New Permitted Development Rights
13th June 2019
13th June 2019
So what are permitted development rights?
Permitted development rights (PDRs) are rights to make certain changes to a building without the need to apply for planning permission. They derive from a general planning permission granted by Parliament, rather than from permission granted by the local planning authority (LPA). Before some PDRs can be used, the developer must first obtain “prior approval” in relation to specified aspects of the development from the local planning authority.
There have been some changes to permitted development rights; back in 2013 the Government introduced changes to the rights which included larger home extensions. The rules allowed development rights for single storey rear extensions up to 8m for detached and 6m for terraced or semi-detached properties.
These new rules were due to end on the 30th May but as of the 25th May, the Government announced that this new rule was to become permanent. This brings flexibility to homeowners and saves time and cost as there wouldn’t be a need for full planning permission. Proposals are still be bound by the relevant Neighbour Consultation Scheme.
However, any large or substantial extension or work that you plan to do using the permitted development rights will need running past the local planning authority as they need notifying before any work commences. If there are no objections from neighbours for example the local authority should allow the proposals by default.
Other changes include:
A new Part 3 Class JA, which allows shops, financial and professional services, hot food takeaways, betting shops, payday loan shows and launderettes to change to office use, up to 500 sq.m. This is subject to various criteria and a prior approval application.
Part 3 Class M, which will allow hot food takeaways to change to residential use of up to 150 sq.m, again using the prior approval application.
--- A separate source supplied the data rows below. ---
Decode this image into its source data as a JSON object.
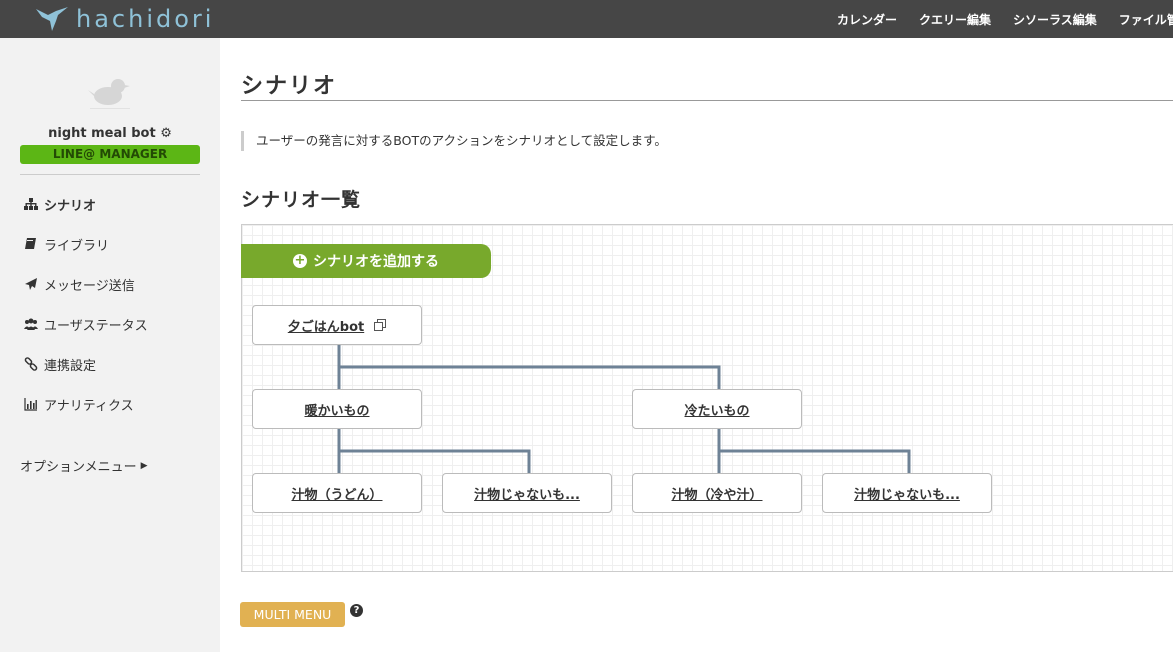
{
  "app": {
    "logo_text": "hachidori"
  },
  "topnav": [
    "カレンダー",
    "クエリー編集",
    "シソーラス編集",
    "ファイル管"
  ],
  "sidebar": {
    "bot_name": "night meal bot",
    "badge": "LINE@ MANAGER",
    "items": [
      {
        "label": "シナリオ",
        "icon": "sitemap-icon",
        "active": true
      },
      {
        "label": "ライブラリ",
        "icon": "book-icon",
        "active": false
      },
      {
        "label": "メッセージ送信",
        "icon": "paper-plane-icon",
        "active": false
      },
      {
        "label": "ユーザステータス",
        "icon": "users-icon",
        "active": false
      },
      {
        "label": "連携設定",
        "icon": "link-icon",
        "active": false
      },
      {
        "label": "アナリティクス",
        "icon": "bar-chart-icon",
        "active": false
      }
    ],
    "option_menu": "オプションメニュー"
  },
  "main": {
    "title": "シナリオ",
    "description": "ユーザーの発言に対するBOTのアクションをシナリオとして設定します。",
    "section_title": "シナリオ一覧",
    "add_button": "シナリオを追加する",
    "tree": {
      "root": "夕ごはんbot",
      "level1": [
        "暖かいもの",
        "冷たいもの"
      ],
      "level2": [
        "汁物（うどん）",
        "汁物じゃないも...",
        "汁物（冷や汁）",
        "汁物じゃないも..."
      ]
    },
    "multi_menu": "MULTI MENU"
  },
  "colors": {
    "topbar": "#464646",
    "accent_green": "#78a92c",
    "badge_green": "#5cb615",
    "multi_menu": "#e1b152",
    "tree_line": "#6e8296"
  }
}
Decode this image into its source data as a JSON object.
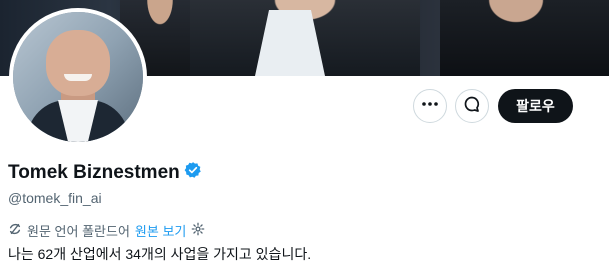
{
  "profile": {
    "display_name": "Tomek Biznestmen",
    "handle": "@tomek_fin_ai",
    "bio": "나는 62개 산업에서 34개의 사업을 가지고 있습니다.",
    "verified_icon": "verified-badge-icon"
  },
  "translation": {
    "source_label": "원문 언어 폴란드어",
    "view_original_label": "원본 보기"
  },
  "actions": {
    "follow_label": "팔로우",
    "more_icon": "more-icon",
    "message_icon": "message-icon"
  },
  "colors": {
    "accent": "#1d9bf0",
    "button_dark": "#0f1419",
    "secondary_text": "#536471"
  }
}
Part 4 Class D is amended to allow temporary changes of use between various high street uses, offices and leisure facilities for three years and is widened to include change of use to particular community uses